Examine the records and identify each line that includes the string "this". Copy those lines.

(RECORD SET Opens)

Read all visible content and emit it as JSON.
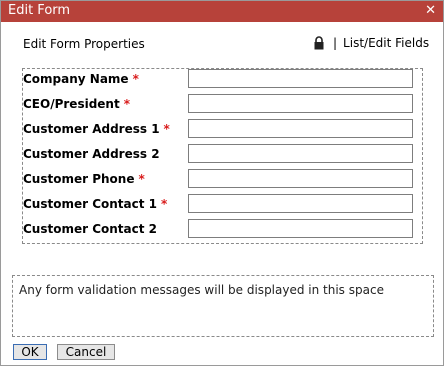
{
  "window": {
    "title": "Edit Form",
    "close_glyph": "✕"
  },
  "header": {
    "properties_label": "Edit Form Properties",
    "lock_icon": "lock-icon",
    "separator": "|",
    "list_edit_link": "List/Edit Fields"
  },
  "fields": [
    {
      "label": "Company Name",
      "required": true,
      "value": ""
    },
    {
      "label": "CEO/President",
      "required": true,
      "value": ""
    },
    {
      "label": "Customer Address 1",
      "required": true,
      "value": ""
    },
    {
      "label": "Customer Address 2",
      "required": false,
      "value": ""
    },
    {
      "label": "Customer Phone",
      "required": true,
      "value": ""
    },
    {
      "label": "Customer Contact 1",
      "required": true,
      "value": ""
    },
    {
      "label": "Customer Contact 2",
      "required": false,
      "value": ""
    }
  ],
  "required_marker": "*",
  "validation": {
    "message": "Any form validation messages will be displayed in this space"
  },
  "buttons": {
    "ok": "OK",
    "cancel": "Cancel"
  },
  "colors": {
    "titlebar": "#b7423a",
    "required": "#d91c1c"
  }
}
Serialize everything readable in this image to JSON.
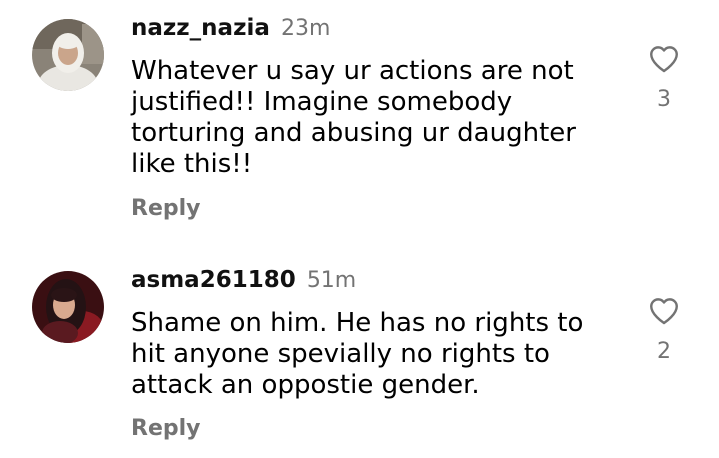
{
  "comments": [
    {
      "username": "nazz_nazia",
      "time": "23m",
      "lines": [
        "Whatever u say ur actions are not",
        "justified!! Imagine somebody",
        "torturing and abusing ur daughter",
        "like this!!"
      ],
      "reply_label": "Reply",
      "like_count": "3",
      "like_icon": "heart-outline-icon"
    },
    {
      "username": "asma261180",
      "time": "51m",
      "lines": [
        "Shame on him. He has no rights to",
        "hit anyone spevially no rights to",
        "attack an oppostie gender."
      ],
      "reply_label": "Reply",
      "like_count": "2",
      "like_icon": "heart-outline-icon"
    }
  ]
}
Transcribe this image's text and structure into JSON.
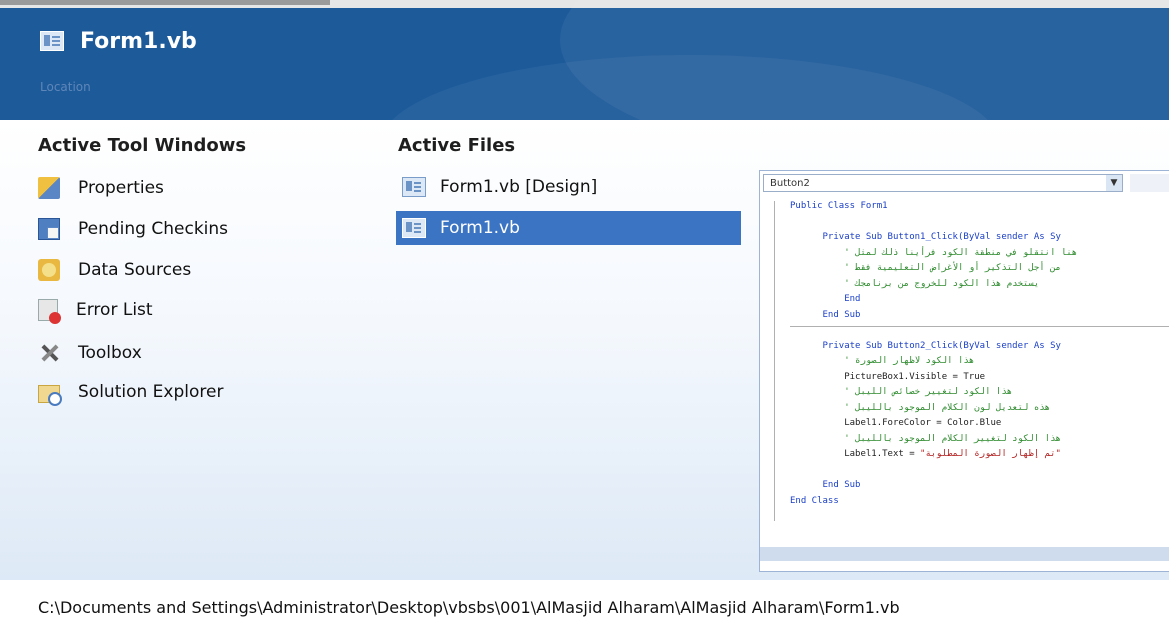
{
  "header": {
    "title": "Form1.vb",
    "subtitle": "Location"
  },
  "tool_windows": {
    "heading": "Active Tool Windows",
    "items": [
      {
        "label": "Properties",
        "icon": "properties-icon"
      },
      {
        "label": "Pending Checkins",
        "icon": "pending-checkins-icon"
      },
      {
        "label": "Data Sources",
        "icon": "data-sources-icon"
      },
      {
        "label": "Error List",
        "icon": "error-list-icon"
      },
      {
        "label": "Toolbox",
        "icon": "toolbox-icon"
      },
      {
        "label": "Solution Explorer",
        "icon": "solution-explorer-icon"
      }
    ]
  },
  "active_files": {
    "heading": "Active Files",
    "items": [
      {
        "label": "Form1.vb [Design]",
        "selected": false
      },
      {
        "label": "Form1.vb",
        "selected": true
      }
    ]
  },
  "preview": {
    "combo_value": "Button2",
    "code": {
      "line1": "Public Class Form1",
      "sub1_decl": "Private Sub Button1_Click(ByVal sender As Sy",
      "sub1_c1": "' هنا انتقلو في منطقة الكود فرأينا ذلك لمثل",
      "sub1_c2": "' من أجل التذكير أو الأغراض التعليمية فقط",
      "sub1_c3": "' يستخدم هذا الكود للخروج من برنامجك",
      "sub1_end": "End",
      "sub1_endsub": "End Sub",
      "sub2_decl": "Private Sub Button2_Click(ByVal sender As Sy",
      "sub2_c1": "' هذا الكود لاظهار الصورة",
      "sub2_s1": "PictureBox1.Visible = True",
      "sub2_c2": "' هذا الكود لتغيير خصائص الليبل",
      "sub2_c3": "' هذه لتعديل لون الكلام الموجود بالليبل",
      "sub2_s2": "Label1.ForeColor = Color.Blue",
      "sub2_c4": "' هذا الكود لتغيير الكلام الموجود بالليبل",
      "sub2_s3a": "Label1.Text = ",
      "sub2_s3b": "\"تم إظهار الصورة المطلوبة\"",
      "sub2_endsub": "End Sub",
      "end_class": "End Class"
    }
  },
  "footer": {
    "path": "C:\\Documents and Settings\\Administrator\\Desktop\\vbsbs\\001\\AlMasjid Alharam\\AlMasjid Alharam\\Form1.vb"
  },
  "colors": {
    "header_bg": "#1c5a9a",
    "selection_bg": "#3c74c4",
    "keyword": "#1a3fc8",
    "comment": "#2e8b2e",
    "string": "#b22222"
  }
}
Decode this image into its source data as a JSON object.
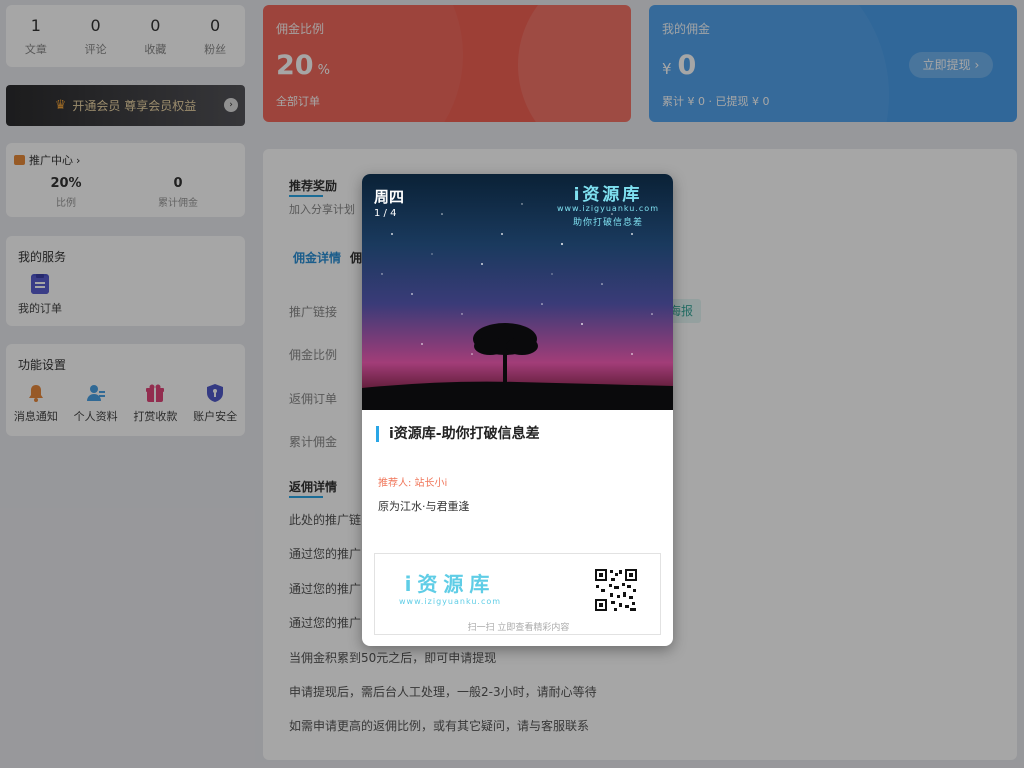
{
  "stats": [
    {
      "value": "1",
      "label": "文章"
    },
    {
      "value": "0",
      "label": "评论"
    },
    {
      "value": "0",
      "label": "收藏"
    },
    {
      "value": "0",
      "label": "粉丝"
    }
  ],
  "vip": {
    "label": "开通会员 尊享会员权益"
  },
  "promo": {
    "title": "推广中心",
    "ratio_value": "20%",
    "ratio_label": "比例",
    "total_value": "0",
    "total_label": "累计佣金"
  },
  "services": {
    "title": "我的服务",
    "items": [
      {
        "label": "我的订单",
        "icon": "clipboard-icon"
      }
    ]
  },
  "functions": {
    "title": "功能设置",
    "items": [
      {
        "label": "消息通知",
        "icon": "bell-icon"
      },
      {
        "label": "个人资料",
        "icon": "user-icon"
      },
      {
        "label": "打赏收款",
        "icon": "gift-icon"
      },
      {
        "label": "账户安全",
        "icon": "shield-icon"
      }
    ]
  },
  "commission_rate": {
    "title": "佣金比例",
    "value": "20",
    "unit": "%",
    "sub": "全部订单"
  },
  "my_commission": {
    "title": "我的佣金",
    "currency": "¥",
    "value": "0",
    "sub": "累计 ¥ 0  ·  已提现 ¥ 0",
    "button": "立即提现"
  },
  "rewards": {
    "title": "推荐奖励",
    "subtitle": "加入分享计划",
    "tab1": "佣金详情",
    "tab2": "佣",
    "rows": [
      "推广链接",
      "佣金比例",
      "返佣订单",
      "累计佣金"
    ],
    "poster_button": "海报",
    "detail_title": "返佣详情",
    "details": [
      "此处的推广链",
      "通过您的推广",
      "通过您的推广",
      "通过您的推广",
      "当佣金积累到50元之后，即可申请提现",
      "申请提现后，需后台人工处理，一般2-3小时，请耐心等待",
      "如需申请更高的返佣比例，或有其它疑问，请与客服联系"
    ]
  },
  "modal": {
    "day": "周四",
    "page": "1 / 4",
    "brand": "i资源库",
    "brand_url": "www.izigyuanku.com",
    "brand_slogan": "助你打破信息差",
    "title": "i资源库-助你打破信息差",
    "recommender": "推荐人: 站长小i",
    "quote": "原为江水·与君重逢",
    "footer_brand": "i资源库",
    "footer_url": "www.izigyuanku.com",
    "footer_hint": "扫一扫 立即查看精彩内容"
  },
  "colors": {
    "red_card": "#f26154",
    "blue_card": "#4a9fec",
    "accent": "#2aa6e6"
  }
}
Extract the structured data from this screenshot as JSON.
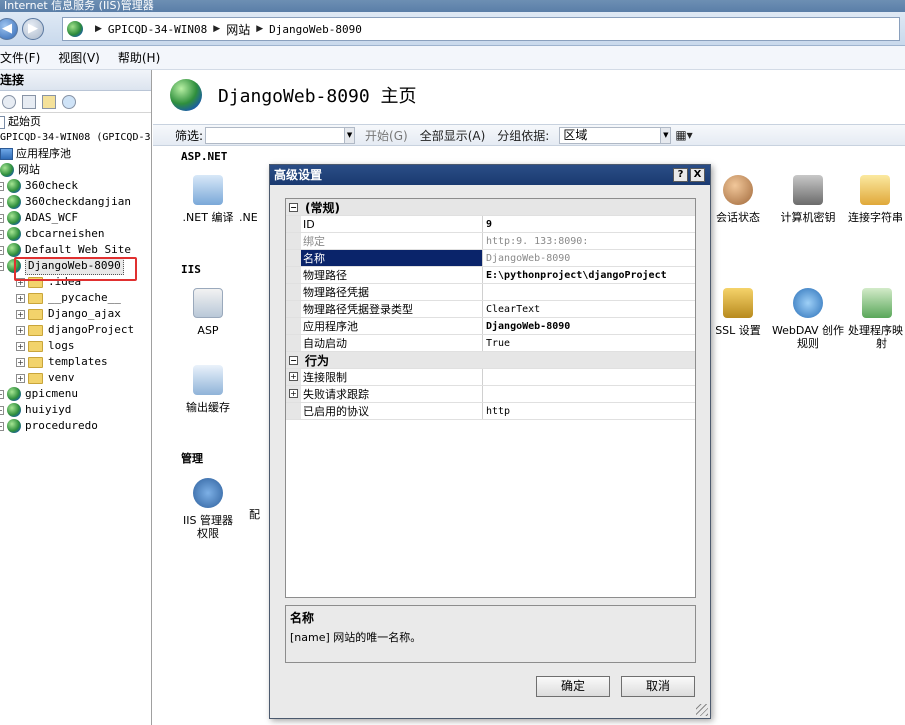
{
  "window": {
    "title": "Internet 信息服务 (IIS)管理器"
  },
  "address": {
    "crumbs": [
      "GPICQD-34-WIN08",
      "网站",
      "DjangoWeb-8090"
    ]
  },
  "menu": {
    "file": "文件(F)",
    "view": "视图(V)",
    "help": "帮助(H)"
  },
  "connections": {
    "header": "连接",
    "start_page": "起始页",
    "server": "GPICQD-34-WIN08 (GPICQD-34",
    "app_pools": "应用程序池",
    "sites": "网站",
    "site_items": [
      "360check",
      "360checkdangjian",
      "ADAS_WCF",
      "cbcarneishen",
      "Default Web Site",
      "DjangoWeb-8090"
    ],
    "django_children": [
      ".idea",
      "__pycache__",
      "Django_ajax",
      "djangoProject",
      "logs",
      "templates",
      "venv"
    ],
    "more_sites": [
      "gpicmenu",
      "huiyiyd",
      "proceduredo"
    ]
  },
  "main": {
    "title": "DjangoWeb-8090 主页",
    "filter_label": "筛选:",
    "start_label": "开始(G)",
    "show_all_label": "全部显示(A)",
    "group_label": "分组依据:",
    "group_value": "区域",
    "sections": {
      "aspnet": "ASP.NET",
      "iis": "IIS",
      "manage": "管理"
    },
    "features": {
      "net_compile": ".NET 编译",
      "net_cut": ".NE",
      "session_state": "会话状态",
      "machine_key": "计算机密钥",
      "conn_string": "连接字符串",
      "asp": "ASP",
      "output_cache": "输出缓存",
      "ssl": "SSL 设置",
      "webdav_1": "WebDAV 创作",
      "webdav_2": "规则",
      "handler_1": "处理程序映",
      "handler_2": "射",
      "iis_mgr_1": "IIS 管理器",
      "iis_mgr_2": "权限",
      "config_cut": "配"
    }
  },
  "dialog": {
    "title": "高级设置",
    "help_btn": "?",
    "close_btn": "X",
    "categories": {
      "general": "(常规)",
      "behavior": "行为"
    },
    "props": [
      {
        "name": "ID",
        "value": "9"
      },
      {
        "name": "绑定",
        "value": "http:9.          133:8090:"
      },
      {
        "name": "名称",
        "value": "DjangoWeb-8090"
      },
      {
        "name": "物理路径",
        "value": "E:\\pythonproject\\djangoProject"
      },
      {
        "name": "物理路径凭据",
        "value": ""
      },
      {
        "name": "物理路径凭据登录类型",
        "value": "ClearText"
      },
      {
        "name": "应用程序池",
        "value": "DjangoWeb-8090"
      },
      {
        "name": "自动启动",
        "value": "True"
      }
    ],
    "behavior_props": [
      {
        "name": "连接限制",
        "value": ""
      },
      {
        "name": "失败请求跟踪",
        "value": ""
      },
      {
        "name": "已启用的协议",
        "value": "http"
      }
    ],
    "desc_title": "名称",
    "desc_text": "[name] 网站的唯一名称。",
    "ok": "确定",
    "cancel": "取消"
  }
}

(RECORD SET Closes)

> _RESPONSE_
    "message": "Any form validation messages will be displayed in this space"
Serialize everything readable in this image to JSON.
        "like this!!"
Transcribe this image's text and structure into JSON.
Decode this image into its source data as a JSON object.
Extract the structured data from this screenshot as JSON.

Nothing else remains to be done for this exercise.